Robert Richardson, a property owner, submitted a subdivision application that met the requirements of the city's subdivision ordinance. Nonetheless, the Little Rock Planning Commission (“Commission”) disapproved the application based on the marginal development potential of the land. The trial court affirmed, holding that the commission had the discretionary authority to disapprove. On appeal, the court reversed.
Does a planning commission have discretionary power to disapprove a subdivision plat which meets minimum requirements set forth in the subdivision ordinance?
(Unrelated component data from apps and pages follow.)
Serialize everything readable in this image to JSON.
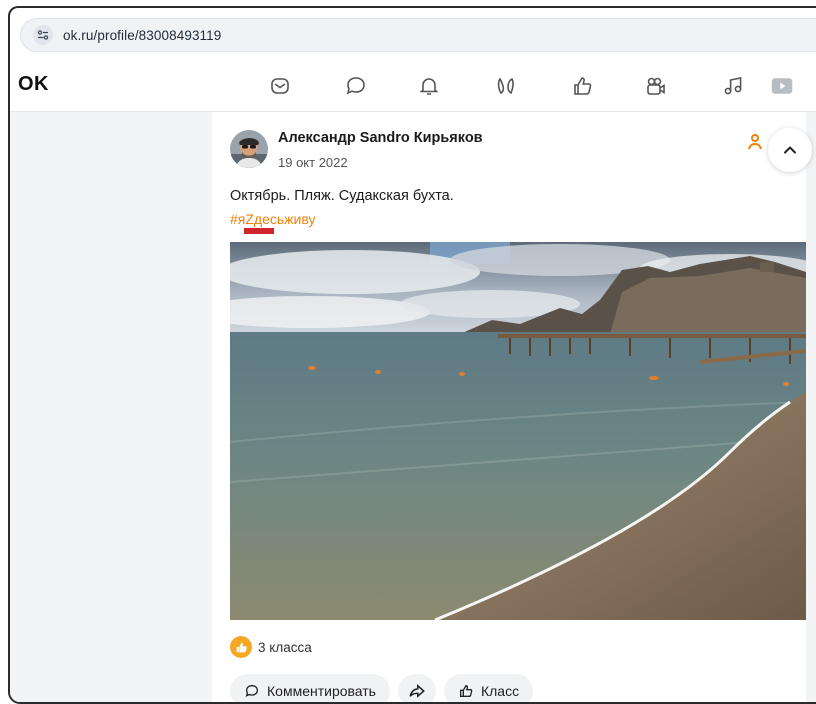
{
  "browser": {
    "url": "ok.ru/profile/83008493119"
  },
  "header": {
    "logo": "OK",
    "nav_icons": [
      "messages-icon",
      "discussions-icon",
      "notifications-icon",
      "guests-icon",
      "likes-icon",
      "video-icon",
      "music-icon",
      "video-play-icon"
    ]
  },
  "post": {
    "author": "Александр Sandro Кирьяков",
    "date": "19 окт 2022",
    "text": "Октябрь. Пляж. Судакская бухта.",
    "hashtag": "#яZдесьживу",
    "likes_count": "3 класса",
    "actions": {
      "comment": "Комментировать",
      "share": "",
      "like": "Класс"
    }
  },
  "colors": {
    "accent_orange": "#ee8208",
    "like_badge": "#f7a823",
    "hashtag_marker": "#d0262b"
  }
}
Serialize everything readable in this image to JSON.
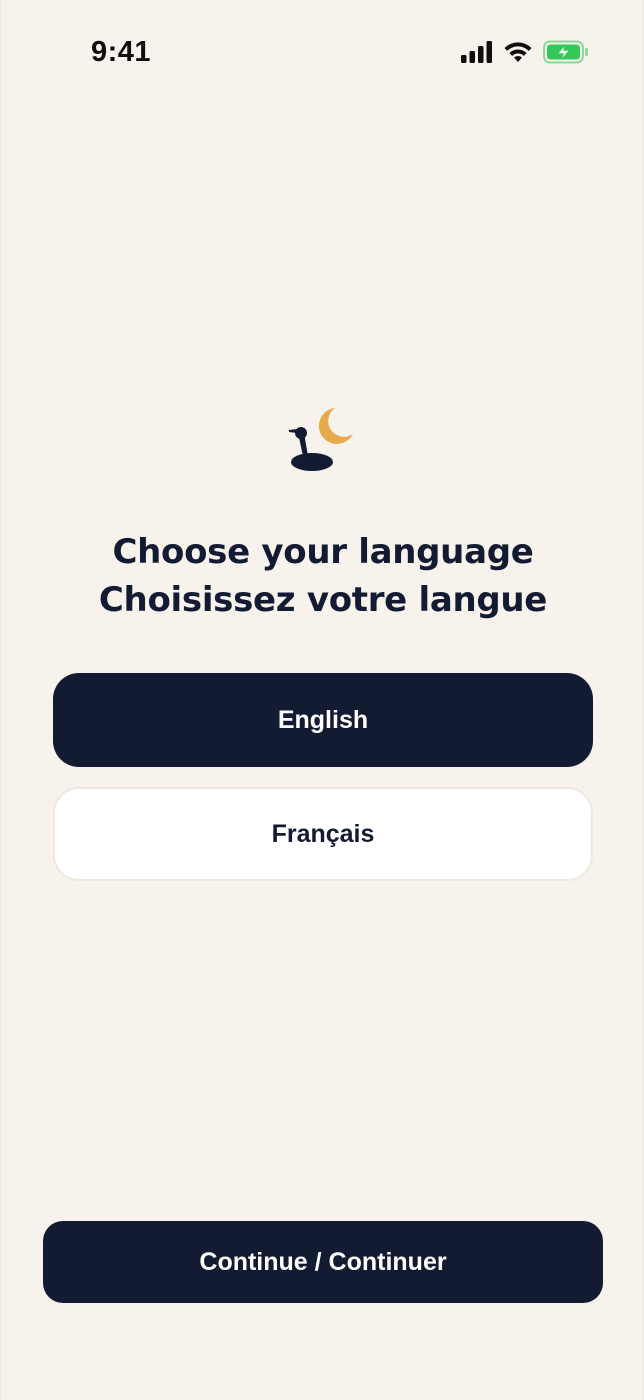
{
  "status_bar": {
    "time": "9:41",
    "icons": [
      "signal-icon",
      "wifi-icon",
      "battery-charging-icon"
    ]
  },
  "logo": {
    "icon": "telescope-moon-logo",
    "colors": {
      "moon": "#e8a94b",
      "telescope": "#131b33"
    }
  },
  "heading": {
    "line_en": "Choose your language",
    "line_fr": "Choisissez votre langue"
  },
  "languages": [
    {
      "label": "English",
      "selected": true
    },
    {
      "label": "Français",
      "selected": false
    }
  ],
  "continue_button": {
    "label": "Continue / Continuer"
  },
  "colors": {
    "background": "#f7f2eb",
    "primary": "#131b33",
    "surface": "#ffffff",
    "battery": "#34c759"
  }
}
The record clearly demonstrates that the Commission denied approval of the plat based upon considerations not authorized by the ordinance. Pursuant to the subdivision ordinance Section 37.14(e)(3), Richardson received a letter setting forth two reasons for denial: (1) Proximity of a proposed cul-de-sac to the adjacent lots and (2) marginal development potential of the land, resulting in unusual lot shapes and means for access. The final plat submission from which Richardson appeals does not contain a cul-de-sac, and the subdivision ordinance did not contain the term "marginal development potential." In fact, there was testimony to the effect that the term "marginal development potential" was formulated ad hoc as a reason for denying Richardson’s plat. Thus, the Planning Commission exceeded its authority when it denied approval of the preliminary plat on considerations other than the minimum standards set forth in the subdivision ordinance.